The first observation (and the one I will be exploring for the rest of this post) comes from being in extremely close, and somewhat handicapped, competition with the Microsoft platform. Please remember that I am partial owner of this company, have a working application written in .NET, and feel extreme amounts of pressure to create revenue quickly while keeping cost (in both time and money) at a minimum. This situation has forced me to use extreme prejudice when evaluating tools and technologies. In some ways I’ve inherited the responsibility of championing Microsoft’s platform (if only to myself) as my situation requires that I provide real evidence that shows not only that gains can be had by using something different but that these gains are significant enough to justify the cost of that change. In general, the situation just plain sucks - I have to work much harder than if we were to secure a couple million in R&D budget for the year or were juiced up on venture cap. I’m not saying that because I wouldn’t give 100% of my capacity in those situations but it’s hard to imagine manufacturing the level of discipline created when your house is sunk into something.

Back to Microsoft’s platform: they have all the major pieces in one place, are fairly organized, and are extremely accessible. However, time and again I’m finding that I can beat them in almost any given area with lightweight F/OSS technology but I can’t beat the platform as a whole. It’s just all there. The sense of safety this creates cannot be ignored (I’ve tried).

I want to be absolutely clear about that last point because I’d hate to be misrepresented: in a great number of cases, I’ve found individual F/OSS technologies to be superior to their Microsoft counterparts but the lack of an overall platform whole is distressing. I don’t care about indemnity, paid support, certification, finding people to hire, TCO (blech!), etc. because I already understand the F/OSS answer to those questions and they are compelling. I do care about being able to answer the phone, talk to a customer, and feel confident in what and when I can deliver. Microsoft either gives me that ability or gives me the illusion of having that ability - it’s assuring and troubling at the same time.

All this is to say that Kevin Barnes’ Freedom Languages really hit a chord with me. I have very little doubt in the area of language: Python or Ruby just completely destroy any of the mainstream .NET languages and Java to boot. What makes me feel safe is the consistency of the rest of the tool-chain, the massive amount of component libraries, and the breadth of the core platform.
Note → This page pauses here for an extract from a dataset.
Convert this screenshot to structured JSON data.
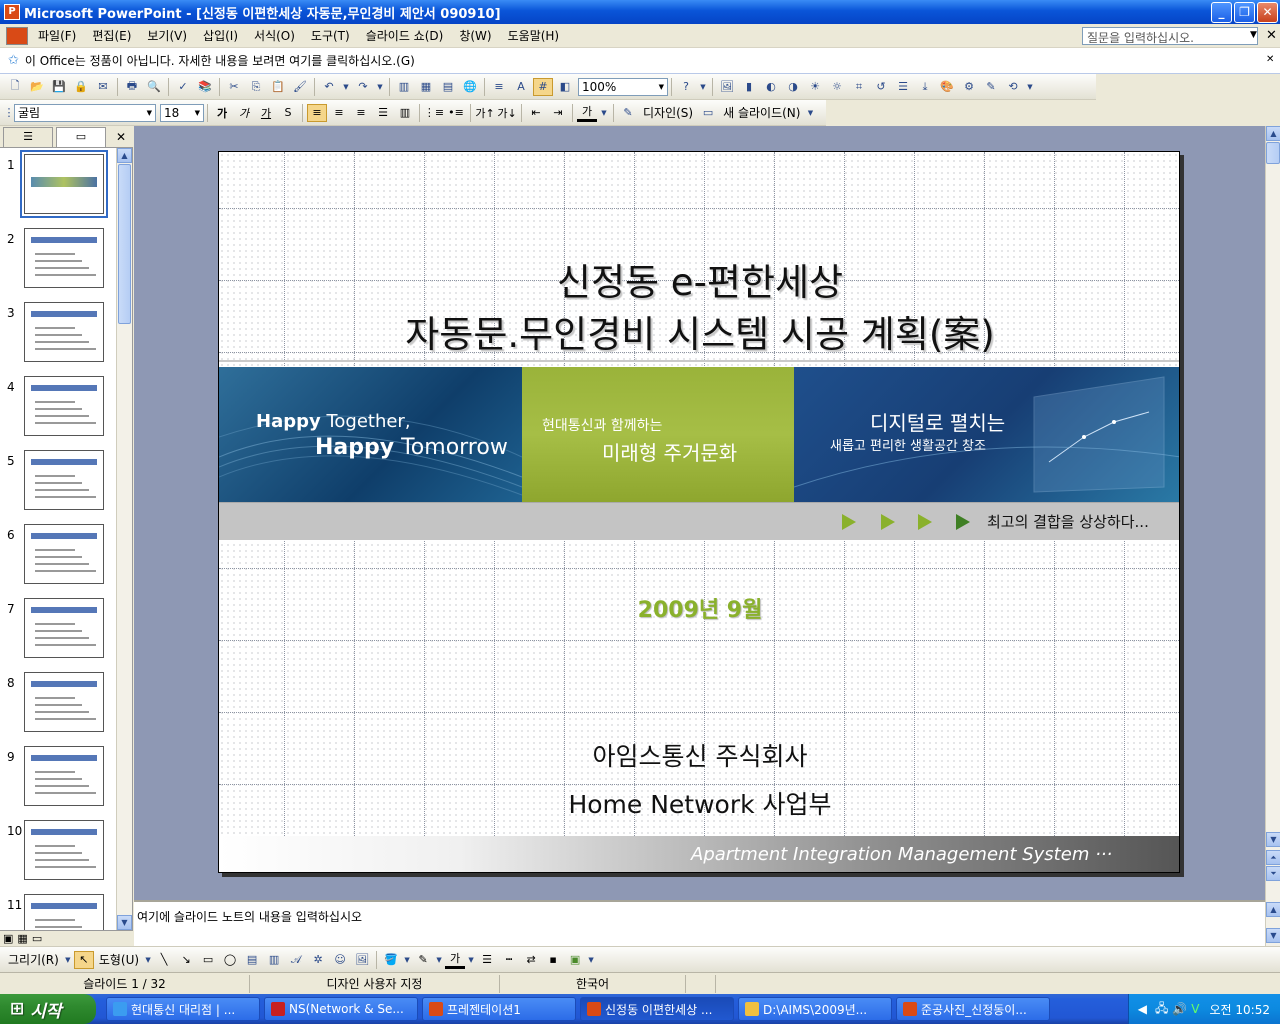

I keep going back to Kevin’s idea of measuring things on the axes of Freedom vs. Safety, where “freedom” isn’t so much GNU-freedom-type-freedom but rather a sort of aggregate measure of the qualities we find most compelling in software design and architecture. Weighing things on this scale helps explain some of the intuition I’ve been feeling over the past months. If we measure the three major platforms competing for business mind-share, I think you find first that Microsoft is extremely safe while offering the least freedom. Next we have Java, which is pretty safe too but the established F/OSS communities (e.g. Apache, Codehaus, etc.) and even the vendor’s (Sun, IBM, BEA, etc.) positions provide a bit more freedom. We then arrive at LAMP and friends which tend to sacrifice safety but provide unmatched freedom and thus, when measured along the web’s core axioms, quality.

Given those basic metrics, choosing a platform comes down to making two key decisions: where do you fall on the safety/freedom scale and in what manner would you like to proceed? Your remaining time (e.g. forever) will be spent doing one of two things: making the platform more safe or making the platform more free. You have infinitely greater control over one of these situations.

We played the fence but I believe we’re arriving at a turning point. I’ll talk about that in part two because the areas explored there are different enough to warrant a separate URL - mainly my experiences in making the LAMP platform more safe and complete but with twists and turns that will eat your brane.

Take Me To Part Two - Assembling The Platform